Getting ready for the Maui to Molokai Challenge!
My partner was Mike Owens, we did a great job, for first timers, and we had fun. And we will do it again next year. I started visualizing this goal in November, and kept at it since then, but on the beach that morning I was just grateful to have the opportunity to do such a thing, everyone was giving us course instructions, Jeremy was saying this will be an experience of a lifetime and to enjoy it, but once we put the paddle to the water… That visualization, the memory of Jeremy’s instructions and Connors video all came in to focus and that made the difference.It was a great day, emotional and draining but I will do it again next year for sure.” Stephen
This is an excellent example of how Stephen’s visual training of seeing his successful outcome and all the steps he needed to take to get there, seeing himself as an athlete, a competitor and a finisher! Good job Stephen!
What I suggest is that you get real clear on what you want to see. Get real specific with how you want to perform. Do you want to go faster, carve bigger turns, or catch bigger glides or simply finish? Focus that imagery on just that. See in your mind over and over again that perfect picture of the outcome. Some people also explore hypnosis.
When you look in the mirror at the gym, get hyper focused and don’t be embarrassed of how strong you think you look. Right on! That’s what I want. Growl, sing see the confetti! If one of my clients is training for a big event and we’re squeaking out one more set or rep, I just love to whisper in their ear, “this is when you win.” I’ll also say, “Are you not the fierce competitor I know? Then do it.”
Now I’m not the mean trainer you see on TV, but I do give my clients the tools to help them get real with themselves and give them lots of positive images while we are training. I am the one that will keep you very positive and erase any negative and mental obstacles. If you don’t have a trainer, I suggest you try and do the same.
Develop a mantra that you say to yourself as you have your image. This is also a very powerful tool I suggest to my clients that get’s them very fired up and focused. I don’t care if it sounds totally silly, or if it’s a string of unusual sounds, it’s what resonates with them, If it makes sense to them and get’s them to that place they must go, then say it. I know people hear me when I’m surfing, SUP surfing or training down Maliko. I talk to myself all the time out loud.

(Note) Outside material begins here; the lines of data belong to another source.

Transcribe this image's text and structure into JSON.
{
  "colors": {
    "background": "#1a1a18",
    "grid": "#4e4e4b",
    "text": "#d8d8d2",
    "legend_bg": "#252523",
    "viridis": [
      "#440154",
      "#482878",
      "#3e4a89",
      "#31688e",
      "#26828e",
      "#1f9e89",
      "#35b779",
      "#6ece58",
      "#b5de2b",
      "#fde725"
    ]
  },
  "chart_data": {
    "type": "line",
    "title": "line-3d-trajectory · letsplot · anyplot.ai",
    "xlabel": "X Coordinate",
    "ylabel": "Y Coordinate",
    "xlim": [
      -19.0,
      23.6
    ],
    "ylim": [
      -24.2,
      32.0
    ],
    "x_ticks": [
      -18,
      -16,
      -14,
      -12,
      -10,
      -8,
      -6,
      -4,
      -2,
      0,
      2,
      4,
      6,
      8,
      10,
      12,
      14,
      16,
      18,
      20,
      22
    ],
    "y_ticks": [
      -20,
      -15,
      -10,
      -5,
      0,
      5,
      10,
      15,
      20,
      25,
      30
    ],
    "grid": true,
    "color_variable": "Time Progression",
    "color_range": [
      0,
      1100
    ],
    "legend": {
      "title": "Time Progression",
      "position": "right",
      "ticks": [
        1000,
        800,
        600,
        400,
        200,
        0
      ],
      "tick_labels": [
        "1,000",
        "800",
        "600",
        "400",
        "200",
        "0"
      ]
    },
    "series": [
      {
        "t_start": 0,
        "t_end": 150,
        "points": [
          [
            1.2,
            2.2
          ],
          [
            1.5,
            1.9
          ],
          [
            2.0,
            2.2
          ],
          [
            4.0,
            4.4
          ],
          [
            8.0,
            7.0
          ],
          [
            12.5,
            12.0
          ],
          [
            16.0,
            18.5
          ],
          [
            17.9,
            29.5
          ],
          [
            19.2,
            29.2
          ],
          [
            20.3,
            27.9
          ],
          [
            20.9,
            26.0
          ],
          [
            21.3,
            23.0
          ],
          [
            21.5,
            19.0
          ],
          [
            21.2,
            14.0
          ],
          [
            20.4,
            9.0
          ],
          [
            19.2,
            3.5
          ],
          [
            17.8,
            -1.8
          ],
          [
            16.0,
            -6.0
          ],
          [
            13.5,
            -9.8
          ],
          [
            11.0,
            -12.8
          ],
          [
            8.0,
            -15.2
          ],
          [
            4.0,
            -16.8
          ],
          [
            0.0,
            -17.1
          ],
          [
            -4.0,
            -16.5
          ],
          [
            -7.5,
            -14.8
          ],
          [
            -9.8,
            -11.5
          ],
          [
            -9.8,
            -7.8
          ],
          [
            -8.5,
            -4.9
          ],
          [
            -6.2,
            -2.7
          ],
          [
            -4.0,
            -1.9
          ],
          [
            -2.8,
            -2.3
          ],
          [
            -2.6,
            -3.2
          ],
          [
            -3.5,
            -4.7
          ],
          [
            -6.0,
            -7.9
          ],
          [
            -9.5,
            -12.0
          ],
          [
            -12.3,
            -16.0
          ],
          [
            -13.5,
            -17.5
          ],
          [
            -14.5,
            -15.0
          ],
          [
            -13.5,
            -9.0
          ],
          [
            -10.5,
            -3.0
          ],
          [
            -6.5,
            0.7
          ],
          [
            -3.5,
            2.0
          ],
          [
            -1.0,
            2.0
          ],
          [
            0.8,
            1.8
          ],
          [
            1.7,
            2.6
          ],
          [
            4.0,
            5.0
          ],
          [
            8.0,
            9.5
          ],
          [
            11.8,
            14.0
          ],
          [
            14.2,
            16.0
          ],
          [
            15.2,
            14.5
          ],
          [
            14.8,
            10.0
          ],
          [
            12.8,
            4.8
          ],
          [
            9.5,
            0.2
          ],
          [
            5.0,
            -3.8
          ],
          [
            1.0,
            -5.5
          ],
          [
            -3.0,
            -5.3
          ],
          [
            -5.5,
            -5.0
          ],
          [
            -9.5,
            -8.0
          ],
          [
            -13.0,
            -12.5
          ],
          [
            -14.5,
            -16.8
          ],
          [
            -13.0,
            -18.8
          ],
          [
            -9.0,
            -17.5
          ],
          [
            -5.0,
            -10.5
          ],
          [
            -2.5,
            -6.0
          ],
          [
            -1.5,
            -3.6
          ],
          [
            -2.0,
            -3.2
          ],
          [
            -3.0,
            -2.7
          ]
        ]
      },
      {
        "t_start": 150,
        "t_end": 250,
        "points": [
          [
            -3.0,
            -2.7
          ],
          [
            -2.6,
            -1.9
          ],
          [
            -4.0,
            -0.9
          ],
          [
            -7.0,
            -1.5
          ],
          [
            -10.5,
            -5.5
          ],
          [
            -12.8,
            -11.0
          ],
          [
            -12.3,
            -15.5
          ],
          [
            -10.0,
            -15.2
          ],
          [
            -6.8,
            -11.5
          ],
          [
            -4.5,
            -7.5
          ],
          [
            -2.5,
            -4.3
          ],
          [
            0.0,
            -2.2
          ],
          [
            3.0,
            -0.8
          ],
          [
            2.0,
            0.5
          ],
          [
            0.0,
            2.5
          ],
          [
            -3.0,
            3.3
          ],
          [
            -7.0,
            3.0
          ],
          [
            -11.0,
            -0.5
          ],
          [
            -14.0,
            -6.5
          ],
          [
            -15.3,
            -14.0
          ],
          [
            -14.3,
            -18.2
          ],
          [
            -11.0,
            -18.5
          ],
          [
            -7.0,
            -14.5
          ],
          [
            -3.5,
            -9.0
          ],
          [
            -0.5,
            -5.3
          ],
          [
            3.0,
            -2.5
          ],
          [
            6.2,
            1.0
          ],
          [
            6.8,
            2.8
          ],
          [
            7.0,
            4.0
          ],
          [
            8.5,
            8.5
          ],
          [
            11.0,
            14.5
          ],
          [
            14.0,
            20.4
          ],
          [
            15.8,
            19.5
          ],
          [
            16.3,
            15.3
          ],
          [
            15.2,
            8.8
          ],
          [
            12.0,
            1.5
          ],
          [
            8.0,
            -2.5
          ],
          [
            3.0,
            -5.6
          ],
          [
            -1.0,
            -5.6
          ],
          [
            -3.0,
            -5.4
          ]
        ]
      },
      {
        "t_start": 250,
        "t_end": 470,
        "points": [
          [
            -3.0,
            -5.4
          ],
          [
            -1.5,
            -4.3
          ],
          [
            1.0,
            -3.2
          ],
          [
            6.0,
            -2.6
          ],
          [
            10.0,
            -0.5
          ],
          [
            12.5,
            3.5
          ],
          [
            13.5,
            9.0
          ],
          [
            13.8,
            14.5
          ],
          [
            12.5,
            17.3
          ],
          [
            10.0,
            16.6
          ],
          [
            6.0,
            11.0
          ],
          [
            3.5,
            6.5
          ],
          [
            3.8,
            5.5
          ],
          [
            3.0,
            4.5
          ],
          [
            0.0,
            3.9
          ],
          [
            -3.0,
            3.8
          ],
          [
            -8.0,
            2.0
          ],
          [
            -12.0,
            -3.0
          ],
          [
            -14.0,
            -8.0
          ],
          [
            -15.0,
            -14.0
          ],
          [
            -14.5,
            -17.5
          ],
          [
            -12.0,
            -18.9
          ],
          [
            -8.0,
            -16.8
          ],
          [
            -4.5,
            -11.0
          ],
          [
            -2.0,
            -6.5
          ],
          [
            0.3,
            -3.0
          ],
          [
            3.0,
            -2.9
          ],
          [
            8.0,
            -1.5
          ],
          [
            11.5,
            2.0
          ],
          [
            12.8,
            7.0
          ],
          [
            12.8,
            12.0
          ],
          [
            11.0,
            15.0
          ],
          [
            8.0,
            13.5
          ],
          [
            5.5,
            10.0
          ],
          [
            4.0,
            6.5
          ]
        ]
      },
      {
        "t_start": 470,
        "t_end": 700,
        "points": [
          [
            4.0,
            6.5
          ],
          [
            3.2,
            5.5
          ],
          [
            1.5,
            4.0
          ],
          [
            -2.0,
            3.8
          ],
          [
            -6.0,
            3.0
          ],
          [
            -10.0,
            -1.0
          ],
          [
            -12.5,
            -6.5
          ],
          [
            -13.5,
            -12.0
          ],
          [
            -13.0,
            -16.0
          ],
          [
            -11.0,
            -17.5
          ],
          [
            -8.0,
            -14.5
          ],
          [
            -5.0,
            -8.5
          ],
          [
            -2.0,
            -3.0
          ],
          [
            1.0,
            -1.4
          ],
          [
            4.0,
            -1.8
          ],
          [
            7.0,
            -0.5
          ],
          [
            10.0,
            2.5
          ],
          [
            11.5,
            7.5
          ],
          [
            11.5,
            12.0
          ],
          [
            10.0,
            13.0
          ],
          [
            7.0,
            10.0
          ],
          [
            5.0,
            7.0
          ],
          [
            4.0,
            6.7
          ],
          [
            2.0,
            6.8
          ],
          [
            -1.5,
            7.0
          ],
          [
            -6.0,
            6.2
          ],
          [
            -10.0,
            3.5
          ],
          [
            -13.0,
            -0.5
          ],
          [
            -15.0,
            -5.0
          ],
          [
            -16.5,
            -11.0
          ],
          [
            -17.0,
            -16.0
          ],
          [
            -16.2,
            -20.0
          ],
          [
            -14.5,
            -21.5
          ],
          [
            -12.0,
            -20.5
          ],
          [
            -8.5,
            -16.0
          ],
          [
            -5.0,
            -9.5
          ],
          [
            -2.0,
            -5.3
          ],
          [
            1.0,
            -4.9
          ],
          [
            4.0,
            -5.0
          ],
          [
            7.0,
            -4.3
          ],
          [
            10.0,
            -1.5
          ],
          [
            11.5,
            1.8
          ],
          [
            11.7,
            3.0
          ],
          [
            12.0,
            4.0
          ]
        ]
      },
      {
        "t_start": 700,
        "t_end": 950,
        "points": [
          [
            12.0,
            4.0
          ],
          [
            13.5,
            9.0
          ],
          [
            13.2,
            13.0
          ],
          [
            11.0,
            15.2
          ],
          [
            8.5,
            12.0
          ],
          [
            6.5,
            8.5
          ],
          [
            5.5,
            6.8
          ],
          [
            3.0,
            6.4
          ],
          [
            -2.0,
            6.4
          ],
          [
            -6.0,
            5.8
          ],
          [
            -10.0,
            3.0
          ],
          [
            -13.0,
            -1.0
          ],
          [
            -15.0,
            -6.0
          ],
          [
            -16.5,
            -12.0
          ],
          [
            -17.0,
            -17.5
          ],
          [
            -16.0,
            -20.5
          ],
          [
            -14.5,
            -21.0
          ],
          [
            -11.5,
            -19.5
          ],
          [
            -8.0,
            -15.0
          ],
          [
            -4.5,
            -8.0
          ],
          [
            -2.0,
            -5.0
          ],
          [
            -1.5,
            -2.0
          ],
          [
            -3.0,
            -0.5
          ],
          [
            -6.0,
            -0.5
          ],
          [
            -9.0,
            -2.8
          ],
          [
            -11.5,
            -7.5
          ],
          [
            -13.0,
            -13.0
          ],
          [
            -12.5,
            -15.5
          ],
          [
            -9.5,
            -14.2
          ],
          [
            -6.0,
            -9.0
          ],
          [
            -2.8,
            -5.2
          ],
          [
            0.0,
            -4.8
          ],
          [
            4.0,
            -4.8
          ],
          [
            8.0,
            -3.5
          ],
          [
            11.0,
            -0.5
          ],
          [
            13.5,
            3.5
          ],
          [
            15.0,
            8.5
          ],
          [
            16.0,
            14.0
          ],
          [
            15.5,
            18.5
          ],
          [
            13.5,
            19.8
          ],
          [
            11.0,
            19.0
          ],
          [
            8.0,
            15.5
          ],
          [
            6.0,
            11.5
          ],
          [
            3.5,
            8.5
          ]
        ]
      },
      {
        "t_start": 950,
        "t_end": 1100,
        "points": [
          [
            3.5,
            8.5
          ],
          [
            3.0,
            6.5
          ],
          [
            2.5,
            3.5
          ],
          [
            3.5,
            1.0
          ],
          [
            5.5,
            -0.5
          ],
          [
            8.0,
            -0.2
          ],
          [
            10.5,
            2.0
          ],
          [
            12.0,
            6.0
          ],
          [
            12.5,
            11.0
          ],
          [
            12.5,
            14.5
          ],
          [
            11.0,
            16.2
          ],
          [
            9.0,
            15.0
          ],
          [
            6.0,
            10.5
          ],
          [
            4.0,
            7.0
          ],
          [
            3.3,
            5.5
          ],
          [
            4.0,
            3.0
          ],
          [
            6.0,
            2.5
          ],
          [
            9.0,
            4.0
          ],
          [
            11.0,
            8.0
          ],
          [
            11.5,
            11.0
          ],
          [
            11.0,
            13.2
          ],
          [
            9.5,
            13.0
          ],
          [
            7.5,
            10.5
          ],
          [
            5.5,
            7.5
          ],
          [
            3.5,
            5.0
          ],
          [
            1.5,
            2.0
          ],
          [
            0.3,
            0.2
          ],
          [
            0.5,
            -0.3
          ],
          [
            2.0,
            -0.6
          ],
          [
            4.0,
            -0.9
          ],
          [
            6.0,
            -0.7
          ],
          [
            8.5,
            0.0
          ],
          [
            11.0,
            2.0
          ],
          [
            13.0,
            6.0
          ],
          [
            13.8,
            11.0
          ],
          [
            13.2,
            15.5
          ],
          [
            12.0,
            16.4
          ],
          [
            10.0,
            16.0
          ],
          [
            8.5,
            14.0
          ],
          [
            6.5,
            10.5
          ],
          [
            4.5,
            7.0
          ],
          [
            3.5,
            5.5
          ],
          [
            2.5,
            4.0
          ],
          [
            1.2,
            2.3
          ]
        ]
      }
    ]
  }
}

What I strongly suggest when testing out your mantra with your visual, please don’t say negative things, like “you dummy, just one more stroke” or “I’m an idiot… “. You get my drift. Positive words, positive images equal a positive outcome.
Takeaway: Say to yourself“ I am an athlete, a fierce competitor and I am strong”. See yourself getting tubed, finishing your first 5 or 10k, rounding that last buoy, or hitting it full throttle across the line.
I’d love to read about what you see when you train and what the outcomes are? Are you faster, stronger? How did it change the way you train? We welcome your comments!
Aloha, Suzie Cooney, CPT
Should you like to learn more about Suzie and train with her on Maui for your next successful experience, go to her website at http://www.suzietrainsmaui.com
Also follow her on Face Book at: http://www.facebook.com/suzietransmaui
Suzie is alsoTeam Rider for Naish International. Check out the latest in her SUP specific training tips.
Transform your performance! Train like Suzie’s clients with the INDO Board